• [Records to use]:
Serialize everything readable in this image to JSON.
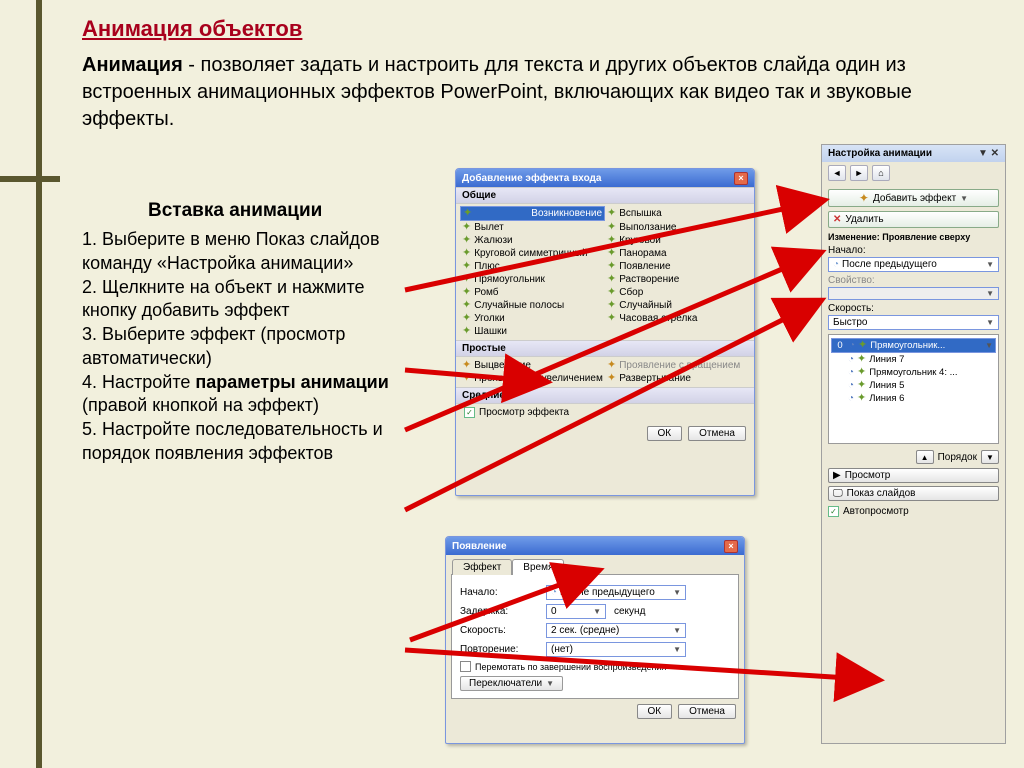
{
  "title": "Анимация объектов",
  "intro_bold": "Анимация",
  "intro_rest": " - позволяет задать и настроить для текста и других объектов слайда один из встроенных анимационных эффектов PowerPoint, включающих как видео так и звуковые эффекты.",
  "subtitle": "Вставка анимации",
  "steps_html": "1. Выберите в меню Показ слайдов команду «Настройка анимации»<br>2. Щелкните на объект и нажмите кнопку добавить эффект<br>3. Выберите эффект (просмотр автоматически)<br>4. Настройте <b>параметры анимации</b> (правой кнопкой на эффект)<br>5. Настройте последовательность и порядок появления эффектов",
  "dlg1": {
    "title": "Добавление эффекта входа",
    "group1": "Общие",
    "effects1": [
      "Возникновение",
      "Вспышка",
      "Вылет",
      "Выползание",
      "Жалюзи",
      "Круговой",
      "Круговой симметричный",
      "Панорама",
      "Плюс",
      "Появление",
      "Прямоугольник",
      "Растворение",
      "Ромб",
      "Сбор",
      "Случайные полосы",
      "Случайный",
      "Уголки",
      "Часовая стрелка",
      "Шашки"
    ],
    "group2": "Простые",
    "effects2": [
      "Выцветание",
      "Проявление с вращением",
      "Проявление с увеличением",
      "Развертывание"
    ],
    "group3": "Средние",
    "preview": "Просмотр эффекта",
    "ok": "ОК",
    "cancel": "Отмена"
  },
  "dlg2": {
    "title": "Появление",
    "tab1": "Эффект",
    "tab2": "Время",
    "nachalo_lbl": "Начало:",
    "nachalo_val": "После предыдущего",
    "zaderzhka_lbl": "Задержка:",
    "zaderzhka_val": "0",
    "zaderzhka_unit": "секунд",
    "skorost_lbl": "Скорость:",
    "skorost_val": "2 сек. (средне)",
    "povtor_lbl": "Повторение:",
    "povtor_val": "(нет)",
    "perem": "Перемотать по завершении воспроизведения",
    "pereключатели": "Переключатели",
    "ok": "ОК",
    "cancel": "Отмена"
  },
  "tp": {
    "header": "Настройка анимации",
    "add": "Добавить эффект",
    "del": "Удалить",
    "change": "Изменение: Проявление сверху",
    "nachalo_lbl": "Начало:",
    "nachalo_val": "После предыдущего",
    "svoystvo_lbl": "Свойство:",
    "skorost_lbl": "Скорость:",
    "skorost_val": "Быстро",
    "items": [
      {
        "idx": "0",
        "star": "g",
        "label": "Прямоугольник..."
      },
      {
        "idx": "",
        "star": "g",
        "label": "Линия 7"
      },
      {
        "idx": "",
        "star": "g",
        "label": "Прямоугольник 4: ..."
      },
      {
        "idx": "",
        "star": "g",
        "label": "Линия 5"
      },
      {
        "idx": "",
        "star": "g",
        "label": "Линия 6"
      }
    ],
    "order": "Порядок",
    "playbtn": "Просмотр",
    "slideshow": "Показ слайдов",
    "autopreview": "Автопросмотр"
  }
}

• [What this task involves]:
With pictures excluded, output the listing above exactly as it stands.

• [Answer box]:
Serialize everything readable in this image to JSON.
{
  "title": "Анимация объектов",
  "intro_bold": "Анимация",
  "intro_rest": " - позволяет задать и настроить для текста и других объектов слайда один из встроенных анимационных эффектов PowerPoint, включающих как видео так и звуковые эффекты.",
  "subtitle": "Вставка анимации",
  "steps_html": "1. Выберите в меню Показ слайдов команду «Настройка анимации»<br>2. Щелкните на объект и нажмите кнопку добавить эффект<br>3. Выберите эффект (просмотр автоматически)<br>4. Настройте <b>параметры анимации</b> (правой кнопкой на эффект)<br>5. Настройте последовательность и порядок появления эффектов",
  "dlg1": {
    "title": "Добавление эффекта входа",
    "group1": "Общие",
    "effects1": [
      "Возникновение",
      "Вспышка",
      "Вылет",
      "Выползание",
      "Жалюзи",
      "Круговой",
      "Круговой симметричный",
      "Панорама",
      "Плюс",
      "Появление",
      "Прямоугольник",
      "Растворение",
      "Ромб",
      "Сбор",
      "Случайные полосы",
      "Случайный",
      "Уголки",
      "Часовая стрелка",
      "Шашки"
    ],
    "group2": "Простые",
    "effects2": [
      "Выцветание",
      "Проявление с вращением",
      "Проявление с увеличением",
      "Развертывание"
    ],
    "group3": "Средние",
    "preview": "Просмотр эффекта",
    "ok": "ОК",
    "cancel": "Отмена"
  },
  "dlg2": {
    "title": "Появление",
    "tab1": "Эффект",
    "tab2": "Время",
    "nachalo_lbl": "Начало:",
    "nachalo_val": "После предыдущего",
    "zaderzhka_lbl": "Задержка:",
    "zaderzhka_val": "0",
    "zaderzhka_unit": "секунд",
    "skorost_lbl": "Скорость:",
    "skorost_val": "2 сек. (средне)",
    "povtor_lbl": "Повторение:",
    "povtor_val": "(нет)",
    "perem": "Перемотать по завершении воспроизведения",
    "pereключатели": "Переключатели",
    "ok": "ОК",
    "cancel": "Отмена"
  },
  "tp": {
    "header": "Настройка анимации",
    "add": "Добавить эффект",
    "del": "Удалить",
    "change": "Изменение: Проявление сверху",
    "nachalo_lbl": "Начало:",
    "nachalo_val": "После предыдущего",
    "svoystvo_lbl": "Свойство:",
    "skorost_lbl": "Скорость:",
    "skorost_val": "Быстро",
    "items": [
      {
        "idx": "0",
        "star": "g",
        "label": "Прямоугольник..."
      },
      {
        "idx": "",
        "star": "g",
        "label": "Линия 7"
      },
      {
        "idx": "",
        "star": "g",
        "label": "Прямоугольник 4: ..."
      },
      {
        "idx": "",
        "star": "g",
        "label": "Линия 5"
      },
      {
        "idx": "",
        "star": "g",
        "label": "Линия 6"
      }
    ],
    "order": "Порядок",
    "playbtn": "Просмотр",
    "slideshow": "Показ слайдов",
    "autopreview": "Автопросмотр"
  }
}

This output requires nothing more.